Photodisinfection is a topical, broad spectrum antimicrobial technology, targeting virus, fungi and bacteria. The process efficiently destroys endo- and exotoxins, directly reduces inflammation, is capable of eliminating both intracellular and extracellular pathogens and is highly effective against cross-linked biofilm matrix, a characteristic feature of CRS pathology. Photodisinfection has demonstrated pathogen reduction, including antibiotic resistant CRS polymicrobial biofilms, by >99.9% immediately after a single treatment.
The induced effect is target-specific to only those organisms that have absorbed the photosensitizer and are exposed to a specific wavelength of light, and has no effect on human tissue. Photodisinfection is equally effective against normal strains and antibiotic resistant pathogens. Furthermore, there is no evidence of bacterial resistance occurring after repeated photodisinfection treatment cycles.
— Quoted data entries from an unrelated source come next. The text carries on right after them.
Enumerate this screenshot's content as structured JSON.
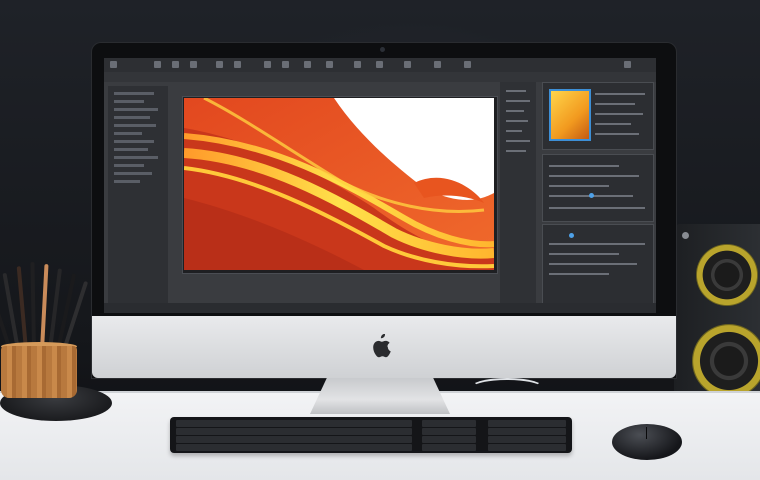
{
  "scene": {
    "description_items": [
      "monitor",
      "photo-editor-screen",
      "keyboard",
      "mouse",
      "speaker",
      "pencil-cup"
    ]
  },
  "colors": {
    "wall": "#1c1f24",
    "desk": "#eef0f2",
    "art_orange": "#f0602a",
    "art_yellow": "#ffd23a",
    "speaker_cone": "#b9a42c",
    "ui_accent": "#3d8fd6"
  },
  "icons": {
    "brand": "apple-logo-icon"
  }
}
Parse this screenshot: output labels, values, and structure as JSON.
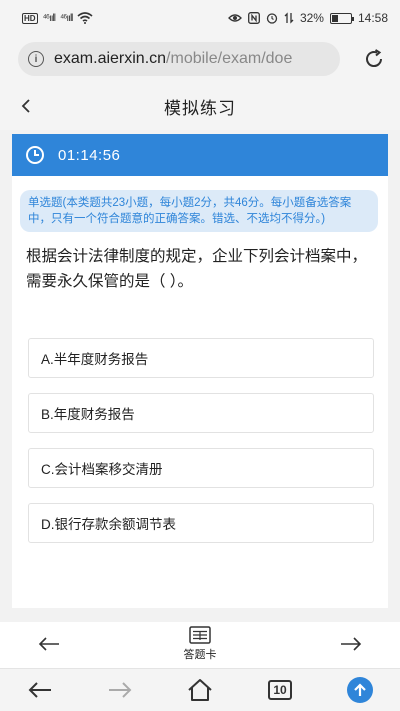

The photodynamic mechanism of pathogenic cell destruction is by perforation of the cell membrane or wall by photodisinfection-induced singlet oxygen and oxygen radicals, thereby allowing the dye to be further translocated into the cell. Once there, the photosensitizer, when activated, causes cellular damage, membrane lysis, protein inactivation and induces rapid cell death. The photodisinfection mechanism of microbial cell death is different to the cell death of oral and systemic antimicrobial agents. There is no metabolic or thermal action involved with this non-systemic therapy.
Photodisinfection may also be deployed as an adjunct to Functional Endoscopic Sinus Surgery (FESS) or Functional Endoscopic Dilation of the Sinus (FEDS) procedures, thereby enhancing patient outcomes, providing an alternative to patients for whom few or no alternate therapies exist, and increasing the number of referrals made by the General Practitioner.
Photodisinfection Rapidly Destroys Pathogens
The photodisinfection reaction is well understood and follows this simplified mechanism:
|1. A photosensitizing solution is applied to the treatment site where the photosensitizer molecules preferentially bind to the targeted microbes. The photosensitizer molecules are inactive at this stage.|
|2. A light of a specific wavelength and intensity illuminates the treatment site. The wavelength is carefully chosen to maximize absorption of light energy by the photosensitizer.|
|3. A photocatalytic reaction occurs. This results in the destruction of the targeted microbes and their virulence factors1, without damaging host cells. This reaction involves the formation of short-lived, highly reactive free-radical oxygen species. These radicals cause a physical disruption of the microbial cell membrane through oxidative reactions, resulting in immediate rupture and destruction of the cell. The process has also been shown to eliminate a multitude of virulence factors, leading to a clinically observable anti-inflammatory effect.|
|4. When the light is removed the photocatalytic reaction ceases.|
Unlike antibiotics, which require hours to days to exert their effect, photodisinfection works instantaneously, destroying microbes upon light activation. The speed at which the reaction occurs, its broad range of targets and other features make it highly unlikely that microorganisms will develop resistance to photodisinfection2,3, thus positioning photodisinfection as an important alternative to antibiotic treatment for non-systemic infections.
Photodisinfection therapy is well suited to the treatment of chronic sinusitis because of the technology’s proven immediate antimicrobial and anti-inflammatory effects.
1. Darveau R et al. Antimicrobial Photodynamic Therapy May Promote Periodontal Healing Through Multiple Mechanisms. Journal of Periodontology. 2009, Vol. 80, No. 11, Pages 1790-1798
2. Pedigo, LA et al. Absence of bacterial resistance following repeat exposure to photodynamic therapy. Proc. SPIE, Vol. 7380, 73803H (2009).
3. Tavares, A et al. Antimicrobial Photodynamic Therapy: Study of Bacterial Recovery Viability and Potential Development of Resistance after Treatment. Mar Drugs. 2010 January; 8(1): 91–105.